Look for "Alternate" in each line of the entries, and return the matching lines.
──────────────────────────────
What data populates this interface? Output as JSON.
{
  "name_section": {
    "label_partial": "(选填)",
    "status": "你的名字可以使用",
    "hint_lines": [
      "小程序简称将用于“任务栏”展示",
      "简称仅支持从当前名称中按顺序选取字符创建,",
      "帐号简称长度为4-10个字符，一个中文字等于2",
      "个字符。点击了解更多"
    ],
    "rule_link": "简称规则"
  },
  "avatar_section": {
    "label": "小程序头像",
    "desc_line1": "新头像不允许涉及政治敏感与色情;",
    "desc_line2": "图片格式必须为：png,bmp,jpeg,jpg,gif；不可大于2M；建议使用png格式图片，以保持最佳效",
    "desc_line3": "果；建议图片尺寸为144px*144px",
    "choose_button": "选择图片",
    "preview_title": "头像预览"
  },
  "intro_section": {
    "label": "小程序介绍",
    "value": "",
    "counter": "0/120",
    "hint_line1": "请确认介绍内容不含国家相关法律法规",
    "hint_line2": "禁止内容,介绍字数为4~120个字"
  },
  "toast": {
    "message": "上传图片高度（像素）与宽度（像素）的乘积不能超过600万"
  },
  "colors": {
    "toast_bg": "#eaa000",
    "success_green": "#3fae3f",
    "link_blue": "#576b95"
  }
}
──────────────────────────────
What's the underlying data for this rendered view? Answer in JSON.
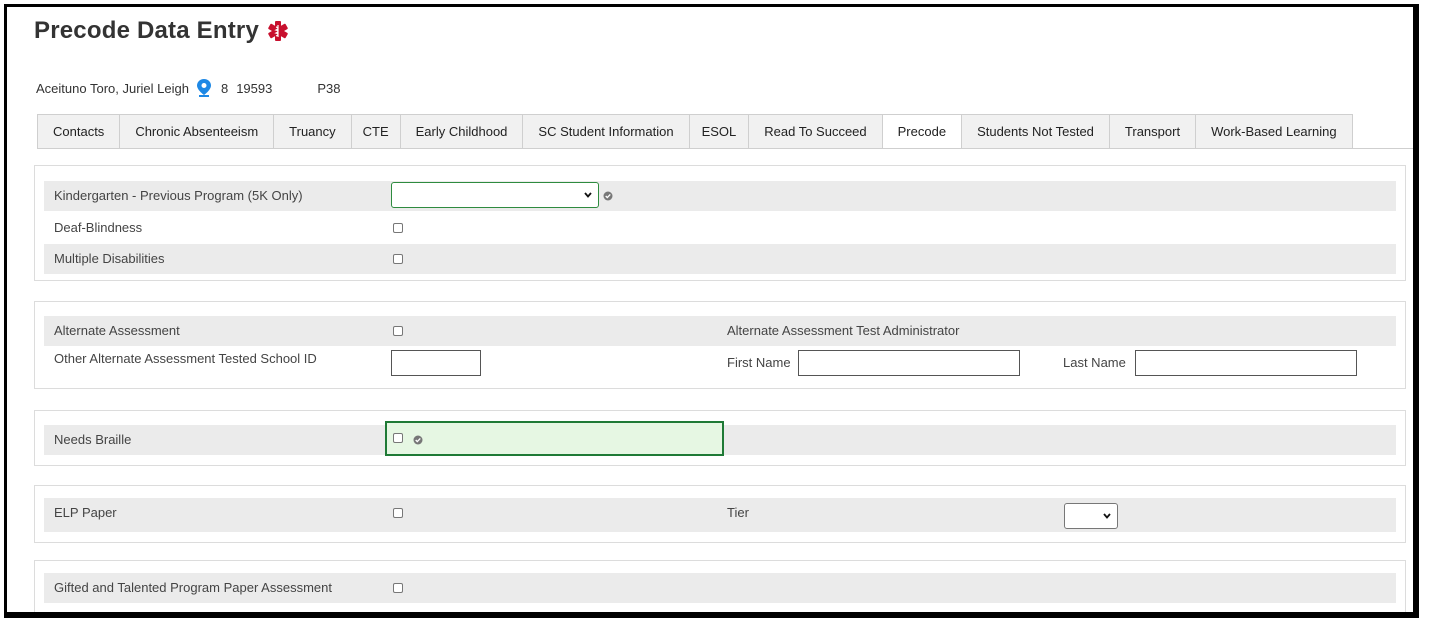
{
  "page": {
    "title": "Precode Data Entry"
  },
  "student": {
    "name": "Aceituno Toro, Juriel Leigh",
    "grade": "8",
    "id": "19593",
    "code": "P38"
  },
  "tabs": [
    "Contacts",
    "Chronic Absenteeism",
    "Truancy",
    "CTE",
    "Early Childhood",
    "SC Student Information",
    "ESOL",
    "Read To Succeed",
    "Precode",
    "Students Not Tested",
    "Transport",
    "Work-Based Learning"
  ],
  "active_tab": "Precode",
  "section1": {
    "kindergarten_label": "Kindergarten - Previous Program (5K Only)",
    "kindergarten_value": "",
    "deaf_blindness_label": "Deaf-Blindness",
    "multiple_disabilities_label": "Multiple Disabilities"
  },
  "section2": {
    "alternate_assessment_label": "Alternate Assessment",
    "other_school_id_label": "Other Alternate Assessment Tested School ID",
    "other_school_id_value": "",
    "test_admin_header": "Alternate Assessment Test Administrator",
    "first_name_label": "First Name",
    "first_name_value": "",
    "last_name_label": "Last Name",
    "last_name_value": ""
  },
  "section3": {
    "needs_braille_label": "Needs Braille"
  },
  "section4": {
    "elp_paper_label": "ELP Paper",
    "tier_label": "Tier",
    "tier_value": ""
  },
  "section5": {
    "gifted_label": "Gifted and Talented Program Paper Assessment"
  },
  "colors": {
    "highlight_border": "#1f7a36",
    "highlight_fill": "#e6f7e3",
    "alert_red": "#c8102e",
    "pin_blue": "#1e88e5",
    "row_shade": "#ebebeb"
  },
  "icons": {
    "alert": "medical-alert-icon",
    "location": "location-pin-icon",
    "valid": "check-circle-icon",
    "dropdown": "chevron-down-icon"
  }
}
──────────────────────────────
Exercise solution>
    "alternate_assessment_label": "Alternate Assessment",
    "other_school_id_label": "Other Alternate Assessment Tested School ID",
    "test_admin_header": "Alternate Assessment Test Administrator",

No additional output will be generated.